How else can you explain our president saying he’s going to protect Medicare “as we know it” when the government’s own accountants say Medicare is unfunded to the tune of $38 trillion and will be broke sometime in the next 10 to 15 years?
I realize that unless you are a government accountant, most people can’t comprehend a trillion dollars. Well, to put it in perspective, the Federal Reserve has estimated the entire net worth of the nation at about $51 trillion.
Does anyone seriously think the government should confiscate 75 percent of the wealth of the nation to pay for Medicare? I don’t think so.
And that is why it is a mathematical impossibility to keep Medicare “as we know it.”
In truth, every single responsible person who has looked at this challenge has said we have to raise the age of eligibility, there has to be some form of “means testing” (put another way, Medicare can’t keep paying for the health care of every senior citizen in the country, including Warren Buffett), and everyone will have to take some additional responsibility for their health care, including paying more and living healthier lives. And even then, the numbers still don’t balance out.
Never heard that before? Then you have not been listening to Congressman Paul Ryan, the only honest person in Washington when it comes to talking straight about Medicare and its challenges.
What Ryan has said is that we need to act now to make some realistic changes to Medicare that will prevent imminent bankruptcy and keep the benefit largely intact for the next generation. He doesn’t propose to end Medicare or even make real cuts. He’s simply proposed a way to slow its growth – and at that, only for people who are younger than 55. Ryan proposes to change nothing for people 55 or older.
And for his political courage, the president mocks and maligns Ryan with utterly incredulous statements.
You also will hear the president say, with utter scorn, that Ryan wants to turn Medicare into a “voucher program.” Sound shocking?
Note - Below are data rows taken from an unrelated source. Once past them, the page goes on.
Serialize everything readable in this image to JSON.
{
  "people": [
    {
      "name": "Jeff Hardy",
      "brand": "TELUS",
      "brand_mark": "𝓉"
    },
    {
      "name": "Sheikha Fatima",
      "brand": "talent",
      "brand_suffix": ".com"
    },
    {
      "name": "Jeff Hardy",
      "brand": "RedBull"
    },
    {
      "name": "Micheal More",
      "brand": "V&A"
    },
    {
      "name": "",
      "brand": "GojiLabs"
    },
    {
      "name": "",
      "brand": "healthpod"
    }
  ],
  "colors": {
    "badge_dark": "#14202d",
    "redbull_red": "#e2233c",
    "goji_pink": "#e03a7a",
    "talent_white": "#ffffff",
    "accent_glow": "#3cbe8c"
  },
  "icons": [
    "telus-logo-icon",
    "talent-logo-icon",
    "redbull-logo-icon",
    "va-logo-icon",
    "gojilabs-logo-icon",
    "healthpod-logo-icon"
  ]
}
It shouldn’t for the simple reason that 10 million seniors already use their Medicare benefits today to purchase private health insurance known as Medicare Advantage – and they love it. And the reason they love it is because it lets them use their benefits to shop for the coverage that suits them best – rather than participating in the government’s one-size-fits-all approach.
In truth, Ryan’s proposal does nothing more than preserve the options that currently exist – but the president obviously thinks most voters are too stupid to know that.
The president might as well accuse Ryan of practicing “veracity” and of being a “scrupulous budgeter” who is openly “guileless” in his writings and speeches about the fiscal problems of Medicare.
It certainly wouldn’t be any more contemptible than telling people we can keep Medicare “as we know it.”